* _DATA SHOWN_
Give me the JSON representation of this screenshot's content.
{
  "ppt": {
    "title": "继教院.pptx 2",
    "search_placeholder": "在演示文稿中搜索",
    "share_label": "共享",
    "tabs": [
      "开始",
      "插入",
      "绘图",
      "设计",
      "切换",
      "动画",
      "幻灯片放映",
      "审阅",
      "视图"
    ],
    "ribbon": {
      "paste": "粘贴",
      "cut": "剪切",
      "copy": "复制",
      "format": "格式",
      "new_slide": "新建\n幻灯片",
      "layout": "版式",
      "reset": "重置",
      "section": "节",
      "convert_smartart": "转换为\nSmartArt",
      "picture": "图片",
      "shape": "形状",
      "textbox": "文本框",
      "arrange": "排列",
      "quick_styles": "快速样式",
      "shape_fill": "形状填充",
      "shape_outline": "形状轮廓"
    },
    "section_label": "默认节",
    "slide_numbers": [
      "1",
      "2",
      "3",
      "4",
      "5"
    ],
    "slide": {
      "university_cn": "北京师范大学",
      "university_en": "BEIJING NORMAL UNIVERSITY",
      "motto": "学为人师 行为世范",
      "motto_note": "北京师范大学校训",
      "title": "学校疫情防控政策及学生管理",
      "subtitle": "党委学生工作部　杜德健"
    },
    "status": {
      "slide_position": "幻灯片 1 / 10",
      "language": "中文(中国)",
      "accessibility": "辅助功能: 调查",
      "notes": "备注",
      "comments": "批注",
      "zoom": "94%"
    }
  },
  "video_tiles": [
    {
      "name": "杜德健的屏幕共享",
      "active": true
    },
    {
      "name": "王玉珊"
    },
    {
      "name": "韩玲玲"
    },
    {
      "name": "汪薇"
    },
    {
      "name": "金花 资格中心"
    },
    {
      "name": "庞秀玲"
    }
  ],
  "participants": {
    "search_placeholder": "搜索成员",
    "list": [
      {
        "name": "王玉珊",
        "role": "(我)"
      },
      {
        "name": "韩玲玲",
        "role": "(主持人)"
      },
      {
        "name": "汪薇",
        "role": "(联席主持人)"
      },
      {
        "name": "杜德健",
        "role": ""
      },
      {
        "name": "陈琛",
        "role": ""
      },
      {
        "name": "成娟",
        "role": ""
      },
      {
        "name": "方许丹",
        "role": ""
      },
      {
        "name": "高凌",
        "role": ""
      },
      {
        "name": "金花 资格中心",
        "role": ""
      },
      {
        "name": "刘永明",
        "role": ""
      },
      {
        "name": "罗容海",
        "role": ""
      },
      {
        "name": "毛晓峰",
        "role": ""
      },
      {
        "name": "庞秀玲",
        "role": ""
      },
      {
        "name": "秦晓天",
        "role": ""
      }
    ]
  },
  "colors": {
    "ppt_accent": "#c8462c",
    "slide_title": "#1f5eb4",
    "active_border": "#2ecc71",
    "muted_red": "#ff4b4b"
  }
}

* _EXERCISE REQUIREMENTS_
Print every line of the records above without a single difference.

* _YOUR SOLUTION_
Give me the JSON representation of this screenshot's content.
{
  "ppt": {
    "title": "继教院.pptx 2",
    "search_placeholder": "在演示文稿中搜索",
    "share_label": "共享",
    "tabs": [
      "开始",
      "插入",
      "绘图",
      "设计",
      "切换",
      "动画",
      "幻灯片放映",
      "审阅",
      "视图"
    ],
    "ribbon": {
      "paste": "粘贴",
      "cut": "剪切",
      "copy": "复制",
      "format": "格式",
      "new_slide": "新建\n幻灯片",
      "layout": "版式",
      "reset": "重置",
      "section": "节",
      "convert_smartart": "转换为\nSmartArt",
      "picture": "图片",
      "shape": "形状",
      "textbox": "文本框",
      "arrange": "排列",
      "quick_styles": "快速样式",
      "shape_fill": "形状填充",
      "shape_outline": "形状轮廓"
    },
    "section_label": "默认节",
    "slide_numbers": [
      "1",
      "2",
      "3",
      "4",
      "5"
    ],
    "slide": {
      "university_cn": "北京师范大学",
      "university_en": "BEIJING NORMAL UNIVERSITY",
      "motto": "学为人师 行为世范",
      "motto_note": "北京师范大学校训",
      "title": "学校疫情防控政策及学生管理",
      "subtitle": "党委学生工作部　杜德健"
    },
    "status": {
      "slide_position": "幻灯片 1 / 10",
      "language": "中文(中国)",
      "accessibility": "辅助功能: 调查",
      "notes": "备注",
      "comments": "批注",
      "zoom": "94%"
    }
  },
  "video_tiles": [
    {
      "name": "杜德健的屏幕共享",
      "active": true
    },
    {
      "name": "王玉珊"
    },
    {
      "name": "韩玲玲"
    },
    {
      "name": "汪薇"
    },
    {
      "name": "金花 资格中心"
    },
    {
      "name": "庞秀玲"
    }
  ],
  "participants": {
    "search_placeholder": "搜索成员",
    "list": [
      {
        "name": "王玉珊",
        "role": "(我)"
      },
      {
        "name": "韩玲玲",
        "role": "(主持人)"
      },
      {
        "name": "汪薇",
        "role": "(联席主持人)"
      },
      {
        "name": "杜德健",
        "role": ""
      },
      {
        "name": "陈琛",
        "role": ""
      },
      {
        "name": "成娟",
        "role": ""
      },
      {
        "name": "方许丹",
        "role": ""
      },
      {
        "name": "高凌",
        "role": ""
      },
      {
        "name": "金花 资格中心",
        "role": ""
      },
      {
        "name": "刘永明",
        "role": ""
      },
      {
        "name": "罗容海",
        "role": ""
      },
      {
        "name": "毛晓峰",
        "role": ""
      },
      {
        "name": "庞秀玲",
        "role": ""
      },
      {
        "name": "秦晓天",
        "role": ""
      }
    ]
  },
  "colors": {
    "ppt_accent": "#c8462c",
    "slide_title": "#1f5eb4",
    "active_border": "#2ecc71",
    "muted_red": "#ff4b4b"
  }
}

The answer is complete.